Crawford, Page, and Sebastian work at the department store owned by the family of Montgomery and Hackett. The girls share a small apartment. They want to marry and have a better life than they have as shopgirls. Each of them is romanced by a rich man. Sebastian marries John Miljan. Hackett sets Page up in an apartment. Crawford, however, does not trust men and resists the advances of Montgomery. After the others leave, she moves into a cheaper tenement apartment. Disaster falls on the others. Miljan is a thief, and Sebastian is arrested as an accomplice. Innocent of involvement in his crimes, she leaves the city and returns to her family farm. Page believes that Hackett is going to marry her. After he becomes engaged to a society girl, Page takes poison. Crawford begs Hackett to come and comfort the dying girl. Montgomery and Hackett arrive in time for Hackett to sooth her as she dies. Montgomery realizes that he loves Crawford and asks her to marry him.

Discussion

This is the third of three Joan Crawford films about the life of the modern girl and her troubles with men. The films share the word Our in the title and female cast members Anita Page (in all three) and Dorothy Sebastian (in two). In the first two films, Our Dancing Daughters (1928) and Our Modern Maidens (1929), Crawford is a vivacious, party-going jazz baby. The social conditions faced by the women in the audience had changed as the jazz age gave way to the Depression. By the release of the third film, Crawford's character had become a poor and self-sufficient working girl. Whatever their social condition, the girls have tribulations with the men in their lives. These men are insincere and callously deceive the poor, affectionate girls. Crawford, cautious and cynical, is the only one who is not betrayed. Montgomery, unsuccessful at seduction, settles on a respectable marriage. The change in Montgomery's character is unbelievable, and the happy ending is tacked on, however Crawford's fans would have been discontented with an ending that had her separated from Montgomery.

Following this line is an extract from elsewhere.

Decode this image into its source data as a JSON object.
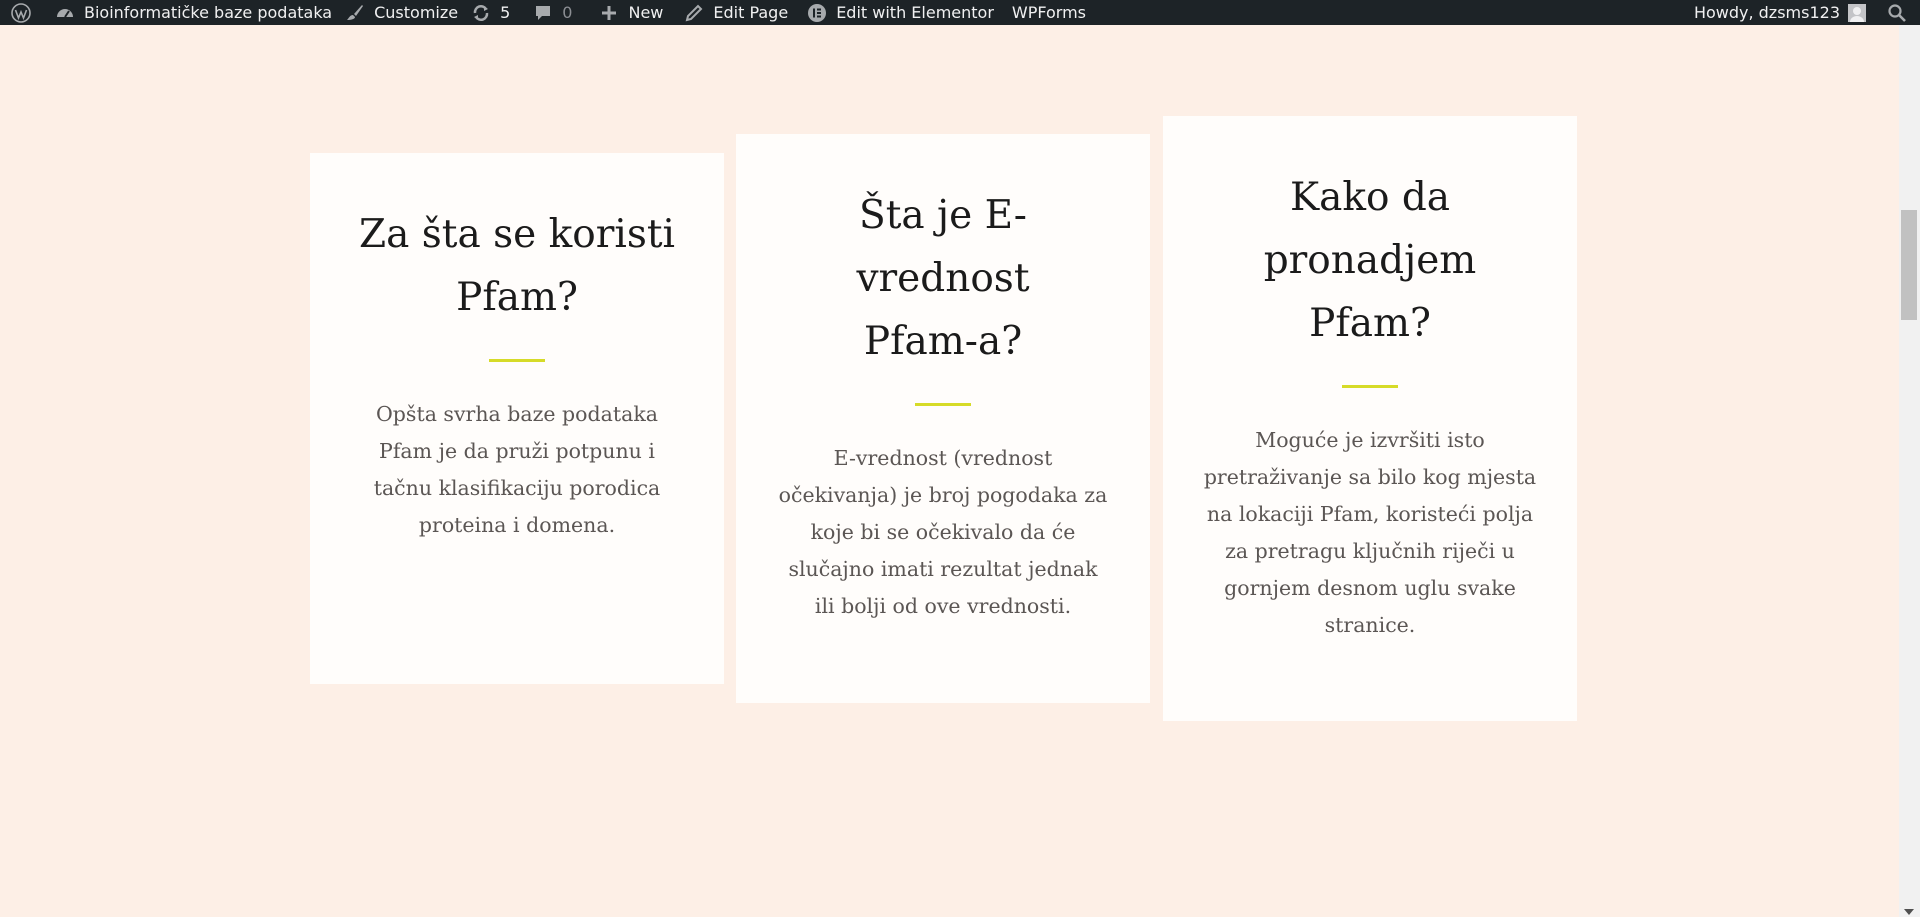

The film's title is ironic. The three poor working girls have too gritty an existence and too many romantic misfortunes to ever become any man's naive and modest "blushing" bride.